- Applicants will need to be able to show they would otherwise have difficulty in pursuing a journalism degree without financial support
- Applicants will not already have a primary degree
The judging panel will select a shortlist from the applications received. These candidates will be invited to attend for interview. The successful applicant will be announced in September 2022, after CAO offers are issued.
Deadline for receipt of applications is the May 20th 2022. Queries can be directed to email@example.com.
Who was Mary Maher?
Mary Maher was a journalist, a feminist and social justice activist. When she arrived in Ireland from Chicago for a three-month probation at The Irish Times in the mid-1960s she couldn’t have known she was to stay for the rest of her life.
Maher became women’s editor shortly after joining the newsroom in 1965 with a mandate from then editor Donal Foley to create a women’s page with “serious articles, scathing social attacks and biting satire”.
She described the task as combining “the real reporter bit with a concentrated focus on the wrongs of women, plus useful factual information for the women whose work happened to be running a home”.
Mary's sense of humour, combined with her unfailing generosity of spirit, were reflected in her enthusiastic encouragement of young journalists
Maher became a key founder member of the Irish Women’s Liberation Movement in 1969 and campaigned for equality with a passionate and committed group of activists achieving both recognition and change over the decades that followed.
The late author and dear friend Maeve Binchy, who succeeded Maher as women’s editor, recalled: “Mary Maher from Chicago had the great advantage of not knowing the sacred cows and by the time she did know, she had enough courage not to care about them.”
Former Irish Times editor Conor Brady recalled how she “enlivened the news pages with her lyrical prose and sharp-eyed analysis of Irish social conditions”.
Irish Times Editor Paul O’Neill said Maher was among the last of an extraordinary first generation of women journalists who changed the newspaper and Irish journalism and contributed enormously to changing society.

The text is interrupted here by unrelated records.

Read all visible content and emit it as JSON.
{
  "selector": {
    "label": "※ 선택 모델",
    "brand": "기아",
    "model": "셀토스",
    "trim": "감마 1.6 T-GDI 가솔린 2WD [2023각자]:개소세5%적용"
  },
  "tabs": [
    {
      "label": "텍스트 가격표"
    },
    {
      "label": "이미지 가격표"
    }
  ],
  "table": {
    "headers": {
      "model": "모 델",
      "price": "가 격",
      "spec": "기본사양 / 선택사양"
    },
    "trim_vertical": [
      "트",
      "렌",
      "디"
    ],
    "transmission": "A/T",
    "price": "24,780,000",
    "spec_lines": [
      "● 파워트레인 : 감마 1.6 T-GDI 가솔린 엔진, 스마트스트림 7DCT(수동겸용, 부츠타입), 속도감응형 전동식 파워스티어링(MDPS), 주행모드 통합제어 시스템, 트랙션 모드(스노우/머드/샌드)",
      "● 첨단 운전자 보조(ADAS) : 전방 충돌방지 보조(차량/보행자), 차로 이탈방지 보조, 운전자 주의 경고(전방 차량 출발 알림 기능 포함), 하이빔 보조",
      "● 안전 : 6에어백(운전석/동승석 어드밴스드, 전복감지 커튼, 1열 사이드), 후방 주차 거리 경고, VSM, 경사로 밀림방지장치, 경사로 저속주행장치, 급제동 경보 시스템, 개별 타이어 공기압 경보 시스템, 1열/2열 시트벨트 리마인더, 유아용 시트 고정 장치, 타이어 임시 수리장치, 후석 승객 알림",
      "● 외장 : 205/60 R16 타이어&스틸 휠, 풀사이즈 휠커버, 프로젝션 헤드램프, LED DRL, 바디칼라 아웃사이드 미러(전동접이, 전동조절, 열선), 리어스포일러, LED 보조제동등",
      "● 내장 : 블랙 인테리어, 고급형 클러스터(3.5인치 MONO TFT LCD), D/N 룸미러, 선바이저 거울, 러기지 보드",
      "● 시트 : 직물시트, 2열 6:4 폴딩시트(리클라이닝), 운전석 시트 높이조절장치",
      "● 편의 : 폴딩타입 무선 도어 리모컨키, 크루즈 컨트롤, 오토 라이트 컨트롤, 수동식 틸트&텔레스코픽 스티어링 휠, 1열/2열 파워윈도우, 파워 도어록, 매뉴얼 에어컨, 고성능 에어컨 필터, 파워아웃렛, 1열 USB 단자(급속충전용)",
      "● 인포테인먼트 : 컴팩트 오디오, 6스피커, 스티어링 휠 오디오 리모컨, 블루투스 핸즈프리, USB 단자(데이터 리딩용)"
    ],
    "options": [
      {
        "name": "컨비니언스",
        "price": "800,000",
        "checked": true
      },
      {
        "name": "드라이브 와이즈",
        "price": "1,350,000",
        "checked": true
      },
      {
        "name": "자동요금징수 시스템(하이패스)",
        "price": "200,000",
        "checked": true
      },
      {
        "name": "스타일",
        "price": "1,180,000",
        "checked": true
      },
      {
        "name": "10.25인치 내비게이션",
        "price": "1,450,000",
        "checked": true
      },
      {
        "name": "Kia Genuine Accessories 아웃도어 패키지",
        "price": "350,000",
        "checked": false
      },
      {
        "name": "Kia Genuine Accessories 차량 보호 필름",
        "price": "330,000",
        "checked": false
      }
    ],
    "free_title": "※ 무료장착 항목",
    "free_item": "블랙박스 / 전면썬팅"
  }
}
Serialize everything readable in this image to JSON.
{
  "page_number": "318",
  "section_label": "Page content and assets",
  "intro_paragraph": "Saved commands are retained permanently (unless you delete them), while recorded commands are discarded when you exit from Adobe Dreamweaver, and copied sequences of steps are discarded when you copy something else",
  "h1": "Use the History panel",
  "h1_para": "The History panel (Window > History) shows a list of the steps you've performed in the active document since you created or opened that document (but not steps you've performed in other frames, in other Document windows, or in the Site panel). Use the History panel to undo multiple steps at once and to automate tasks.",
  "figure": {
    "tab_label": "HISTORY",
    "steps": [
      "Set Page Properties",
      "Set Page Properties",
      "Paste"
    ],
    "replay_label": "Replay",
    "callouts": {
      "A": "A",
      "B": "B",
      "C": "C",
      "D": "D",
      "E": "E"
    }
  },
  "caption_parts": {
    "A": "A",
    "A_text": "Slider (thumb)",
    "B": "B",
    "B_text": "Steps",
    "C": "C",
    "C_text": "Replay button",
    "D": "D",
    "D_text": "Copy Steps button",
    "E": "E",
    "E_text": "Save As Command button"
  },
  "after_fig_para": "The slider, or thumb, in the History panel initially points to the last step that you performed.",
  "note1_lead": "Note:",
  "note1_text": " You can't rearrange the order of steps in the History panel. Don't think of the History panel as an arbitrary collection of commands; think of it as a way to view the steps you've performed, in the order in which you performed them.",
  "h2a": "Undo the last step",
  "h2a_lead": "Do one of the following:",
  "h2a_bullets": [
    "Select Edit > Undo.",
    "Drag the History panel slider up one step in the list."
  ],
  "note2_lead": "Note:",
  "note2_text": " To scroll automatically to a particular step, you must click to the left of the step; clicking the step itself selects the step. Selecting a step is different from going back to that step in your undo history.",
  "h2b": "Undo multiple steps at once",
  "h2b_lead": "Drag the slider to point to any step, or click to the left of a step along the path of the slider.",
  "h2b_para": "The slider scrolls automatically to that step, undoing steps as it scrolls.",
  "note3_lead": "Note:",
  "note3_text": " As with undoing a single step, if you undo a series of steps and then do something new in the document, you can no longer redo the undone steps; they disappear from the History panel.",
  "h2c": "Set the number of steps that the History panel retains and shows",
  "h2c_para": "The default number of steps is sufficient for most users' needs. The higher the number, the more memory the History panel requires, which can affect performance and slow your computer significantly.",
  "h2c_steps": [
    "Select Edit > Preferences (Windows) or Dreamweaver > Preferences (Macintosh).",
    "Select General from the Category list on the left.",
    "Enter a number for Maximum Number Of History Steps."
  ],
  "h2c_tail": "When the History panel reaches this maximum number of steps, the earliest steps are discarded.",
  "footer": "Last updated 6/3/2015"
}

Maher became the first Irish Times woman to return to work after marriage and the first to get paid maternity leave.
She became the first “mother”, or shop steward, of the National Union of Journalists chapel at the paper and held many senior union positions thereafter.
She became the first NUJ member appointed to the Employment Appeals Tribunal, in 2017 editing a book on its history.
She died in November 2021.
She was a trailblazer who made a sustained contribution to the improvement of Irish society
She is survived by her daughters Maeve and Nóra, grandchildren Níon, Kit and Finn, her brother Jerome and her sister Bonnie.
Remembering her, Séamus Dooley, Assistant General Secretary, National Union of Journalists said: “Mary Maher’s passion for equality informed every aspect of her crowded life. A journalist, trade unionist, feminist and a tireless campaigner for progressive social change, Mary believed that everyone had a right to be heard.
“In the pages of The Irish Times, she gave voice to those on the margins and provided a platform for many whose stories had not previously been told.
“Mary’s sense of humour, combined with her unfailing generosity of spirit, were reflected in her enthusiastic encouragement of young journalists. She was a trailblazer who made a sustained contribution to the improvement of Irish society.
“It is fitting that she should be honoured with a bursary aimed at developing new talent and enhancing diversity within Irish journalism.”